====== RECORDS PROVIDED ======

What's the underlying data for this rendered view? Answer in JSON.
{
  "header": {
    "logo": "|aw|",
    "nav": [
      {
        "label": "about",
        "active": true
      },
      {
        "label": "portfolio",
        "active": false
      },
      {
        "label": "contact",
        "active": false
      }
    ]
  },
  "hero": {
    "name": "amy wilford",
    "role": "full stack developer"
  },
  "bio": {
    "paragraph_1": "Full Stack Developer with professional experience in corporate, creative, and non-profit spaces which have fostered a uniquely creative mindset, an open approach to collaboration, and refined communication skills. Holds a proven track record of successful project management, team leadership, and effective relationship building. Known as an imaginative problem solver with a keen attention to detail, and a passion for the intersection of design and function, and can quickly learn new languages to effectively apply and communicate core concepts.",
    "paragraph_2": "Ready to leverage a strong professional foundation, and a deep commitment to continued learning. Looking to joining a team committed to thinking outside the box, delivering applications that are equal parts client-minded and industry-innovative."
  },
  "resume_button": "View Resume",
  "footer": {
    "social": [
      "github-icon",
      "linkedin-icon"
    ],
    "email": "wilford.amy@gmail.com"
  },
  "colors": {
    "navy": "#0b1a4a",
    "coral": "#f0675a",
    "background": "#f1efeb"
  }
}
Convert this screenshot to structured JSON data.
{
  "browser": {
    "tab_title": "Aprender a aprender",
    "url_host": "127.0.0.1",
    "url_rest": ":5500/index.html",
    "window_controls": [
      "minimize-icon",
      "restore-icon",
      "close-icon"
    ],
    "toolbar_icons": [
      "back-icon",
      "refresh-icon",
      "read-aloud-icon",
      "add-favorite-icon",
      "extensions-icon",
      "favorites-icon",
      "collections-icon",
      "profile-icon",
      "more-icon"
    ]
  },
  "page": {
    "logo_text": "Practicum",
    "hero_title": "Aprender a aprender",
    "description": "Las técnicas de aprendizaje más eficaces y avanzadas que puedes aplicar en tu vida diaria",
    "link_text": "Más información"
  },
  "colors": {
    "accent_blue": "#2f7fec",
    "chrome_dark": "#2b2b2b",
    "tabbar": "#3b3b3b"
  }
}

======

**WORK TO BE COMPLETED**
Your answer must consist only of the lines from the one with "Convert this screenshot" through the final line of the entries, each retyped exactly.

**RESPONSE BELOW**
Convert this screenshot to structured JSON data.
{
  "browser": {
    "tab_title": "Aprender a aprender",
    "url_host": "127.0.0.1",
    "url_rest": ":5500/index.html",
    "window_controls": [
      "minimize-icon",
      "restore-icon",
      "close-icon"
    ],
    "toolbar_icons": [
      "back-icon",
      "refresh-icon",
      "read-aloud-icon",
      "add-favorite-icon",
      "extensions-icon",
      "favorites-icon",
      "collections-icon",
      "profile-icon",
      "more-icon"
    ]
  },
  "page": {
    "logo_text": "Practicum",
    "hero_title": "Aprender a aprender",
    "description": "Las técnicas de aprendizaje más eficaces y avanzadas que puedes aplicar en tu vida diaria",
    "link_text": "Más información"
  },
  "colors": {
    "accent_blue": "#2f7fec",
    "chrome_dark": "#2b2b2b",
    "tabbar": "#3b3b3b"
  }
}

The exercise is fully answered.